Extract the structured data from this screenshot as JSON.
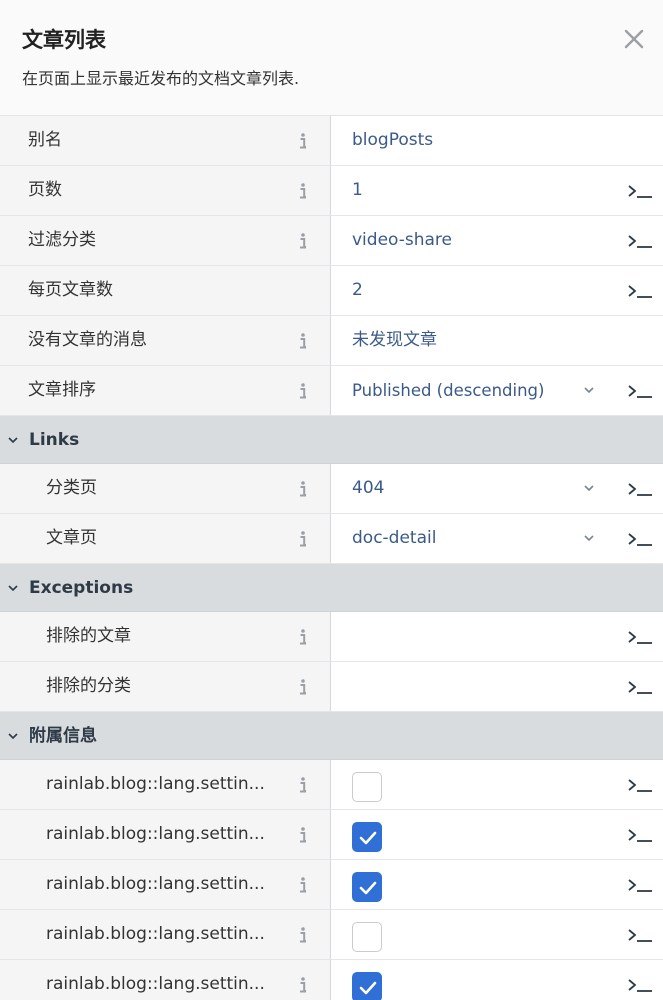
{
  "header": {
    "title": "文章列表",
    "description": "在页面上显示最近发布的文档文章列表."
  },
  "properties": [
    {
      "label": "别名",
      "value": "blogPosts",
      "info": true,
      "dropdown": false,
      "terminal": false
    },
    {
      "label": "页数",
      "value": "1",
      "info": true,
      "dropdown": false,
      "terminal": true
    },
    {
      "label": "过滤分类",
      "value": "video-share",
      "info": true,
      "dropdown": false,
      "terminal": true
    },
    {
      "label": "每页文章数",
      "value": "2",
      "info": false,
      "dropdown": false,
      "terminal": true
    },
    {
      "label": "没有文章的消息",
      "value": "未发现文章",
      "info": true,
      "dropdown": false,
      "terminal": false
    },
    {
      "label": "文章排序",
      "value": "Published (descending)",
      "info": true,
      "dropdown": true,
      "terminal": true
    }
  ],
  "groups": {
    "links": {
      "title": "Links",
      "items": [
        {
          "label": "分类页",
          "value": "404"
        },
        {
          "label": "文章页",
          "value": "doc-detail"
        }
      ]
    },
    "exceptions": {
      "title": "Exceptions",
      "items": [
        {
          "label": "排除的文章",
          "value": ""
        },
        {
          "label": "排除的分类",
          "value": ""
        }
      ]
    },
    "attached": {
      "title": "附属信息",
      "items": [
        {
          "label": "rainlab.blog::lang.settin...",
          "checked": false
        },
        {
          "label": "rainlab.blog::lang.settin...",
          "checked": true
        },
        {
          "label": "rainlab.blog::lang.settin...",
          "checked": true
        },
        {
          "label": "rainlab.blog::lang.settin...",
          "checked": false
        },
        {
          "label": "rainlab.blog::lang.settin...",
          "checked": true
        }
      ]
    }
  },
  "icons": {
    "close": "close-icon",
    "info": "info-icon",
    "terminal": "terminal-icon",
    "chevron": "chevron-down-icon",
    "check": "check-icon"
  },
  "colors": {
    "checkbox_checked": "#2f6fd6",
    "value_text": "#3a5a8a",
    "group_bg": "#d9dcdf",
    "label_bg": "#f5f5f5"
  }
}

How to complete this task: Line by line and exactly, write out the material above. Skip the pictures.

Exercise response:
Extract the structured data from this screenshot as JSON.
{
  "header": {
    "title": "文章列表",
    "description": "在页面上显示最近发布的文档文章列表."
  },
  "properties": [
    {
      "label": "别名",
      "value": "blogPosts",
      "info": true,
      "dropdown": false,
      "terminal": false
    },
    {
      "label": "页数",
      "value": "1",
      "info": true,
      "dropdown": false,
      "terminal": true
    },
    {
      "label": "过滤分类",
      "value": "video-share",
      "info": true,
      "dropdown": false,
      "terminal": true
    },
    {
      "label": "每页文章数",
      "value": "2",
      "info": false,
      "dropdown": false,
      "terminal": true
    },
    {
      "label": "没有文章的消息",
      "value": "未发现文章",
      "info": true,
      "dropdown": false,
      "terminal": false
    },
    {
      "label": "文章排序",
      "value": "Published (descending)",
      "info": true,
      "dropdown": true,
      "terminal": true
    }
  ],
  "groups": {
    "links": {
      "title": "Links",
      "items": [
        {
          "label": "分类页",
          "value": "404"
        },
        {
          "label": "文章页",
          "value": "doc-detail"
        }
      ]
    },
    "exceptions": {
      "title": "Exceptions",
      "items": [
        {
          "label": "排除的文章",
          "value": ""
        },
        {
          "label": "排除的分类",
          "value": ""
        }
      ]
    },
    "attached": {
      "title": "附属信息",
      "items": [
        {
          "label": "rainlab.blog::lang.settin...",
          "checked": false
        },
        {
          "label": "rainlab.blog::lang.settin...",
          "checked": true
        },
        {
          "label": "rainlab.blog::lang.settin...",
          "checked": true
        },
        {
          "label": "rainlab.blog::lang.settin...",
          "checked": false
        },
        {
          "label": "rainlab.blog::lang.settin...",
          "checked": true
        }
      ]
    }
  },
  "icons": {
    "close": "close-icon",
    "info": "info-icon",
    "terminal": "terminal-icon",
    "chevron": "chevron-down-icon",
    "check": "check-icon"
  },
  "colors": {
    "checkbox_checked": "#2f6fd6",
    "value_text": "#3a5a8a",
    "group_bg": "#d9dcdf",
    "label_bg": "#f5f5f5"
  }
}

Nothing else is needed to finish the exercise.